I made a similar argument last year about the expansion of the China’s Air Defense Identification Zone. We know that late communist systems factionalize; indeed authoritarian systems generally factionalize as they age. Internal rivalries and power struggles are the inevitable outcome of governance systems without elections. No one knows who enjoys popular support, who is really up or really down. There is no barometer. And when the great leader finally passes, there are strong incentives for all parties to settle on a confused, power struggle-prone oligarchy to avoid the harshness and arbitrariness of the autocracy.
This is where China is today.

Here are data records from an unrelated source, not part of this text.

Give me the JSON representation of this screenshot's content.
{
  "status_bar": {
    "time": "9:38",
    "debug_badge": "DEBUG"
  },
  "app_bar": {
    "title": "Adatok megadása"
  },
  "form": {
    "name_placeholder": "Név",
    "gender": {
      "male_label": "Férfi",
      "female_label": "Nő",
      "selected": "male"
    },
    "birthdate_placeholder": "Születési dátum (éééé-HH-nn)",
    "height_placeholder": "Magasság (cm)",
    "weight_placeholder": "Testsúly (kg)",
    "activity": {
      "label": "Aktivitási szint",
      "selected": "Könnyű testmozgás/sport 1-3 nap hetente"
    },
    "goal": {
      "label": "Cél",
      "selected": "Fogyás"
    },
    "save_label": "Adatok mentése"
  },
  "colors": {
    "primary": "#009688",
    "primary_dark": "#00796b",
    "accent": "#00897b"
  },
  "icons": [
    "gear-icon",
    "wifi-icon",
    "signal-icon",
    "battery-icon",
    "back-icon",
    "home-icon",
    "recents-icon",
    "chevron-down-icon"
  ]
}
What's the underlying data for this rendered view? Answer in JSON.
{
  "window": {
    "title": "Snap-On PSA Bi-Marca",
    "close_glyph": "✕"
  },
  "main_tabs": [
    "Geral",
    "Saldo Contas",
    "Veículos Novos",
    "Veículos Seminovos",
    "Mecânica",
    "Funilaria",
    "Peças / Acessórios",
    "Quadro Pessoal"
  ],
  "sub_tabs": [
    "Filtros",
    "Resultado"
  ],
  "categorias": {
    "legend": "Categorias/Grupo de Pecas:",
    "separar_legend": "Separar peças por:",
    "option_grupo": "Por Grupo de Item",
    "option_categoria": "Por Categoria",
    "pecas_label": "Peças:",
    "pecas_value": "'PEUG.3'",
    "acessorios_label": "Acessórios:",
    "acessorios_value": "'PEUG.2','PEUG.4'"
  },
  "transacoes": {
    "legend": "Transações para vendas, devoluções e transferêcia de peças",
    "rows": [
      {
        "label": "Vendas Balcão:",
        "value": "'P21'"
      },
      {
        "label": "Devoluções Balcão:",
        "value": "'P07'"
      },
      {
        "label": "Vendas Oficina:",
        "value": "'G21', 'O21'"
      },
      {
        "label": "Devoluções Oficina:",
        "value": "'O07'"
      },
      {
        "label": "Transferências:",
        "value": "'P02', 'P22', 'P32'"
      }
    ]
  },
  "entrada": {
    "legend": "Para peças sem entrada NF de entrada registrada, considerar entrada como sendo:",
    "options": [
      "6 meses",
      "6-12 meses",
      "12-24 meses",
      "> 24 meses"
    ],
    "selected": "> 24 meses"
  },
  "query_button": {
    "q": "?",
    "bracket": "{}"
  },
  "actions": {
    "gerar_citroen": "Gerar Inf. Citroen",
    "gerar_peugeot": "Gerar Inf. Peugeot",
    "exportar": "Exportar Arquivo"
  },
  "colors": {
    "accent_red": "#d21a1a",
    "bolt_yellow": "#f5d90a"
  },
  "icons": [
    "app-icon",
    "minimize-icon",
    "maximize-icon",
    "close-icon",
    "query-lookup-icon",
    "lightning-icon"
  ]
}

Post-Mao and post-Deng, no one rules undisputedly and the factional split of the CCP into the ‘Shanghai’ coastal clique of modernizing princelings against retro-Maoist hinterland populists is well-known now. (Xi is of the former group.) And neither can hold power without the support of the People’s Liberation Army (PLA). Since Tiananmen Square, the party cannot risk alienating the military.
Xi is new. He did not emerge without a fight. He almost certainly made promises to the PLA in order to win the factional power struggle. The PLA is arguably the most hawkish, anti-American faction in the government. Xi is also surmised to have a greater interest in foreign affairs because of his creation of a ‘national security council.’ He needs some manner of legitimating ideology, and ‘more growth’ will not do the trick anymore. It is widely understood now that China’s growth is slowing, and that unrestrained headline growth has generated massive negative environmental and social externalities.
In such a context, ‘naval nationalism’ is not a bad legitimating choice. It keeps the PLA happy and solidifies its support of his premiership. It covers for the inevitable slow-down in growth, and appeals to Xi’s desire for China to play a larger role in world affairs and accrue greater respect.
2. The CCP is effectively obsolete and needs something to forestall multiparty elections, such as nationalism and fights with neighbors
The primary goals of the CCP since the beginning of the republic were to maintain China’s territorial integrity and pull China back to the global esteem it enjoyed before the ‘one hundred years of humiliation.’ The tool to do this was modernization – first (failed) communist, then later capitalist growth. By any reasonable measure, China and the party have done this. China has not spun apart; China is now a middle income state and the world’s second largest GDP. It is now feared globally, if not loved. Its growth trajectory for the future is good. Barring some cataclysm, it seems fair to project several more decades of growth above 5%. Indeed, the only big CCP objective unfilled is unification with Taiwan.
Ironically then the CCP has succeeded to the point where it is longer necessary, specifically to the point where single-party rule for developmental purposes can no longer be justified. China is not really a poor country anymore. The ‘Asian developmentalist’ argument that democracy obstructs growth no longer holds. China is either now, or will shortly, be ready for democracy – its citizens are now educated and wealthy enough that paternalist arguments for party guidance no longer make sense (if they ever did).
But single-party states rarely just give up. And the CCP, while developing China, has also abused it. An embarrassing truth-and-reconciliation process and jail-time awaited the old regime in South Africa; one could imagine the same and more in China. So if they party lacks its old economic and prestige arguments for one-party rule, then how about nationalism? Patriotic education has been the de facto national ideology since communism collapsed with the Cold War’s end and Tiananmen. Xi’s maritime nationalism fits this well. Better tension than transition.
China’s bullying of its neighbors is worrisome. And White may be right that it is a part of a larger Chinese regional strategy to push the US out. But communist states are often badly factionalized actors. Indeed stalinist political concentration, without elections, encourages it. There may be internal reasons explaining recent Chinese belligerence.”